In this third part of a five-part series on scalars in Perl, we continue our study of operators, moving on to Boolean and string operators. This article is excerpted from chapter two of the book Beginning Perl, written by James Lee (Apress; ISBN: 159059391X).
As well as being able to evaluate the truth and falsehood of some statements, we can also combine such statements. For example, we may want to do something if one number is bigger than another and another two numbers are the same. The combining is done in a very similar manner to the bitwise operators we saw earlier. We can ask if one value and another value are both true, or if one value or another value are true, and so on.
The operators even resemble the bitwise operators. To ask if both truth values are true, we would use&&instead of&.
So, to test whether 6 is more than 3 and 12 is more than 4, we can write
6 > 3 && 12 > 4
To test if 9 is more than 7 or 8 is less than 6, we use the doubled form of the|operator,||:
9 > 7 || 6 > 8
To negate the sense of a test, however, use the slightly different operator!; this has a higher precedence than the comparison operators, so use parentheses. For example, this tests whether 2 is not more than 3:
while this one tests whether!2is more than 3:
2is a true value.!2is therefore a false value, which gets converted to 0 when we do a numeric comparison. We’re actually testing if 0 is more than 3, which has the opposite effect to what we wanted.
Instead of those forms,&&,||, and!, we can also use the slightly easier-to-read versions,and,or, andnot. There’s alsoxor, for exclusive or (one or the other but not both are true), which doesn’t have a symbolic form. However, you need to be careful about precedence again:
This prints, somewhat surprisingly, the following:
$ perl bool6.pl Useless use of a constant in void context at bool6.pl line 5. Test one: Test two: 1$

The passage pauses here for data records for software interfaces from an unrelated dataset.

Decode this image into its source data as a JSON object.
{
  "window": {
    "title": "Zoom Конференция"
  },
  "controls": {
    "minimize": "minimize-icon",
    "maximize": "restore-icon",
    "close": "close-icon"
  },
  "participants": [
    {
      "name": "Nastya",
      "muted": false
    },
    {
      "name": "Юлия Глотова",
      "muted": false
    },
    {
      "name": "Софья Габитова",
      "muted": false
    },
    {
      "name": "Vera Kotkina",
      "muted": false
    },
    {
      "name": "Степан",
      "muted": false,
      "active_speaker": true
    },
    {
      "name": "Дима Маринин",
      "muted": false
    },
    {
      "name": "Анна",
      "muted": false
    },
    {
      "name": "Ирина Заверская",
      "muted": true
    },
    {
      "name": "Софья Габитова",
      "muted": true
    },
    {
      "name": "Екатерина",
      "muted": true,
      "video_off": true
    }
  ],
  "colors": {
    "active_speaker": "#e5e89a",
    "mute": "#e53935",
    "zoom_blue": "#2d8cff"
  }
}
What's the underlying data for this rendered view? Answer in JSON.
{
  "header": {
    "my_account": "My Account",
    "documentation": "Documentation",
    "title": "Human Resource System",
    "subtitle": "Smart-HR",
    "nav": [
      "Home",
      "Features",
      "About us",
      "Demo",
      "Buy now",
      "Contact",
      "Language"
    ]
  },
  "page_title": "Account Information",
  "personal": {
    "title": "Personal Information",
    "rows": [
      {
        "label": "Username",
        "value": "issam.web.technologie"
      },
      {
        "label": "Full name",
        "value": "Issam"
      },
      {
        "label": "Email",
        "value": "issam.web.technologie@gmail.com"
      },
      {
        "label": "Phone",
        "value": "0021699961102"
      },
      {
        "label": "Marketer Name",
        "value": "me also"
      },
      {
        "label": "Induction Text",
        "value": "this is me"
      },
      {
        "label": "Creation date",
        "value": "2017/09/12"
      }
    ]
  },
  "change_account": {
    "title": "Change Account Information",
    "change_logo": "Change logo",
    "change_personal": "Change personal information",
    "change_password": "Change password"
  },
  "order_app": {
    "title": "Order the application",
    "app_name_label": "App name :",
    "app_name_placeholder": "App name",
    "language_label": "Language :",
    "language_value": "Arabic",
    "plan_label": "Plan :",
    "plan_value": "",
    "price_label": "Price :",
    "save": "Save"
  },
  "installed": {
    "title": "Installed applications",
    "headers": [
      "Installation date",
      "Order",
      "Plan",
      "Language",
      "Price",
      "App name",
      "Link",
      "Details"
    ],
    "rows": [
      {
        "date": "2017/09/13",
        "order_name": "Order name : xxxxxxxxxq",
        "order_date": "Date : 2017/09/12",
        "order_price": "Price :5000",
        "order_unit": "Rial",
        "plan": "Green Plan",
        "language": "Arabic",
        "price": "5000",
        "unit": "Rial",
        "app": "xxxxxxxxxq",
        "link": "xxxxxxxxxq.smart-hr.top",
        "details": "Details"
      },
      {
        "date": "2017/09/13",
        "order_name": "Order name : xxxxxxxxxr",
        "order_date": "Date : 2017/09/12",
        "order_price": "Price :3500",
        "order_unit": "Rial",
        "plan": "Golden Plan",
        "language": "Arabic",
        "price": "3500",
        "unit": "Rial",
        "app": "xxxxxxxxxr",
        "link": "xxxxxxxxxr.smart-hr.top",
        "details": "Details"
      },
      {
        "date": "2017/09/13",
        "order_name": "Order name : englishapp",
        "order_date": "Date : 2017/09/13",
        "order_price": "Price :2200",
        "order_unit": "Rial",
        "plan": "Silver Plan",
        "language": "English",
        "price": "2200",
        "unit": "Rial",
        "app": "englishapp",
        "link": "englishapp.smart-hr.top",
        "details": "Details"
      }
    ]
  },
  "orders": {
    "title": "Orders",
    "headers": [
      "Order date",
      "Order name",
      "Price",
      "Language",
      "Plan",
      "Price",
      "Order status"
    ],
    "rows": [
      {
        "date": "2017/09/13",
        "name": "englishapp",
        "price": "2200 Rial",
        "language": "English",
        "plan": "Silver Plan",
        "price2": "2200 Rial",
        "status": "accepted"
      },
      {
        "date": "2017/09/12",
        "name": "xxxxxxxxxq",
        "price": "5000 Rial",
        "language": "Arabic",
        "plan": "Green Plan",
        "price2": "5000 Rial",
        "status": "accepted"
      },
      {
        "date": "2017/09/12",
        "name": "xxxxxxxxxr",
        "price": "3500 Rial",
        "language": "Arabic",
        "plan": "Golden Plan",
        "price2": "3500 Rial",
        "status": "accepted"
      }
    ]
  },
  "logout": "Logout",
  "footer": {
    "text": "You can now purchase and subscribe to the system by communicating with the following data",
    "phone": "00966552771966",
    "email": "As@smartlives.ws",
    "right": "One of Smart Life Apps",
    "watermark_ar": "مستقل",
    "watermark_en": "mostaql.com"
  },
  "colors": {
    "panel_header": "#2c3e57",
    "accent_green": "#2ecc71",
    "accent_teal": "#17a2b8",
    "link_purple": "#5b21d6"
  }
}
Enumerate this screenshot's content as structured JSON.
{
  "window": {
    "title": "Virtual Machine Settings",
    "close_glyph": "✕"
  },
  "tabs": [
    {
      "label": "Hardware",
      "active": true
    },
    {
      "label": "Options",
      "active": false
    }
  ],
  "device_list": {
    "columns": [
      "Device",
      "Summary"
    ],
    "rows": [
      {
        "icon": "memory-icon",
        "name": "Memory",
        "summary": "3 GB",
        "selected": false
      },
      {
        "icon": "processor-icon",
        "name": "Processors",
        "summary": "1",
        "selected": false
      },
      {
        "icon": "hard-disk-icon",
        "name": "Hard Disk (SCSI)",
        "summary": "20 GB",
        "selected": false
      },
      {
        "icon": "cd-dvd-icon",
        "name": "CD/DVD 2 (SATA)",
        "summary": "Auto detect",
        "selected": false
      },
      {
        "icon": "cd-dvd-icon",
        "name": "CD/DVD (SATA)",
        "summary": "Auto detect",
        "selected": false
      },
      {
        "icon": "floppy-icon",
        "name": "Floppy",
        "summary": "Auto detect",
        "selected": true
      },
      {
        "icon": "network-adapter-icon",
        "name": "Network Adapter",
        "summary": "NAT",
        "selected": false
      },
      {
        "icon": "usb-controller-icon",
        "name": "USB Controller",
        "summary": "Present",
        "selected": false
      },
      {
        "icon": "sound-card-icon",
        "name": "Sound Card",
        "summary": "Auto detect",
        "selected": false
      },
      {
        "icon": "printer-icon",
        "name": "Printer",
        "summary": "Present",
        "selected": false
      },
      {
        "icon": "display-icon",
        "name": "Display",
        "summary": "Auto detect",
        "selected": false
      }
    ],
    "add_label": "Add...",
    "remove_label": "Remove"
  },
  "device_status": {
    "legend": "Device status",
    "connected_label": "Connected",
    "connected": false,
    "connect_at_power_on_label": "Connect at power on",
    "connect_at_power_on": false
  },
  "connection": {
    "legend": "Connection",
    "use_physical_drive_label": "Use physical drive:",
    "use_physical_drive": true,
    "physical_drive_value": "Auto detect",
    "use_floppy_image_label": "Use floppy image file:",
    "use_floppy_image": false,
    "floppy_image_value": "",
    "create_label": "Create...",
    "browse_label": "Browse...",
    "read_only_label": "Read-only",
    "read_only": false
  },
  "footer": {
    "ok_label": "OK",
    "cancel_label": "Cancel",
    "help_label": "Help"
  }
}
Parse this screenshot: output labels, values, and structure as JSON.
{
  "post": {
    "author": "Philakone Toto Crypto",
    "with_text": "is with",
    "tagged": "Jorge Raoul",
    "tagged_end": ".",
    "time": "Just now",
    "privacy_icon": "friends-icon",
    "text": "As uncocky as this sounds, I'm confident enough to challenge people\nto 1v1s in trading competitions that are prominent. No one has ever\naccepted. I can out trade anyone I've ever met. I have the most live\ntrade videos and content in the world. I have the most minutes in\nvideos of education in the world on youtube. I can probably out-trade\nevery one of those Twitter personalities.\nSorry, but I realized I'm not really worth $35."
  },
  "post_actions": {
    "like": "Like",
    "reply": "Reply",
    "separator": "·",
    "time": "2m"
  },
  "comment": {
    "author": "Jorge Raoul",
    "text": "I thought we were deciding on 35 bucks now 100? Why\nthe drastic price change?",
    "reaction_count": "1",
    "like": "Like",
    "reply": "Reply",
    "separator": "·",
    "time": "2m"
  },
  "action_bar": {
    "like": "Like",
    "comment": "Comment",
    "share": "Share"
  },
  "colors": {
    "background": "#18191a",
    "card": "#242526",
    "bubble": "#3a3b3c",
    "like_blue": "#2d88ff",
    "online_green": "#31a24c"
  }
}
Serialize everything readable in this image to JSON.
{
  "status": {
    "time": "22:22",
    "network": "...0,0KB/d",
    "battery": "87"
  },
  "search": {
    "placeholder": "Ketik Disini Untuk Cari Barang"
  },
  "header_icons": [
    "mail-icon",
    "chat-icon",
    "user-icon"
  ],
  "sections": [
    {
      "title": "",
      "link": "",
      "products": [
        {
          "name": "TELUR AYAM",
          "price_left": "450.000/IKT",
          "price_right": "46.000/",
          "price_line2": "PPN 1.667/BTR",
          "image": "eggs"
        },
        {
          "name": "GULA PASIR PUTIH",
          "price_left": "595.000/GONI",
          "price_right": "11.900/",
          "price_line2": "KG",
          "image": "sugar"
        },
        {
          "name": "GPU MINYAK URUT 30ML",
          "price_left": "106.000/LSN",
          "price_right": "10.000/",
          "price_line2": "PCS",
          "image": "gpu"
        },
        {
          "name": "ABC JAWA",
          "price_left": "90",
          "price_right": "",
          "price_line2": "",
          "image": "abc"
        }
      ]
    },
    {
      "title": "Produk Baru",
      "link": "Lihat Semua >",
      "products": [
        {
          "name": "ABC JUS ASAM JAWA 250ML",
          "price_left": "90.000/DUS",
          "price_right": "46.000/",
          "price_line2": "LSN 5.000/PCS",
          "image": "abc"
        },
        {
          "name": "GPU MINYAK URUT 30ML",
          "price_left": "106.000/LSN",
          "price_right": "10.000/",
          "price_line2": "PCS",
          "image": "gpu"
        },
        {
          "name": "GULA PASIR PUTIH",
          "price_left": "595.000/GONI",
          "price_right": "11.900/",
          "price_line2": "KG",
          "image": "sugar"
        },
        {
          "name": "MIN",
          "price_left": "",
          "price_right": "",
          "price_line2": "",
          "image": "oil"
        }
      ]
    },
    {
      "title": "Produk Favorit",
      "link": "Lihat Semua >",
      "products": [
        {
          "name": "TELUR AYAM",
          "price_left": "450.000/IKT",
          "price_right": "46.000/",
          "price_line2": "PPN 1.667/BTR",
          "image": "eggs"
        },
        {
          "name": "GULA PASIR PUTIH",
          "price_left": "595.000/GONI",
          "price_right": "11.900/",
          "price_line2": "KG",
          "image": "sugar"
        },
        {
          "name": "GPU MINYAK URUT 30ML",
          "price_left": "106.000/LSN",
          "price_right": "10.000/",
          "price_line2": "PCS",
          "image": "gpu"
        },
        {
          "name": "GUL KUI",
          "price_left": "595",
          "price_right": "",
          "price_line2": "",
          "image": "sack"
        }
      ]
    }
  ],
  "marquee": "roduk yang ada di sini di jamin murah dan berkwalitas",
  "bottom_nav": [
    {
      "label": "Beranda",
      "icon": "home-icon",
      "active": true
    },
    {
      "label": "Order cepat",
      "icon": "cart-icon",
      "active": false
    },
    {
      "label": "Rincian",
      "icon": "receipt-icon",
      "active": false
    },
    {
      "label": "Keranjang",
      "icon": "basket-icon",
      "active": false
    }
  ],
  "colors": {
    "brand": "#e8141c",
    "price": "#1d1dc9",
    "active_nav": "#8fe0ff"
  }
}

We can tell from the presence of the warning about line 5 and from the position of the prompt that something is amiss (or least Unix users can—Windows users need to be a bit more alert since Windows automatically adds a newline character at the end of the program so the system prompt will be on the next line, but the blank line that is expected will not be there). Notice the second newline did not get printed. The trouble is,andhas a lower precedence than&&. What has actually happened is this:
print("Test two: ", 6 > 3) and (3 > 4, "\n");
Now, 6 is more than 3, so that returned 1,print()then returned 1, and the rest was irrelevant.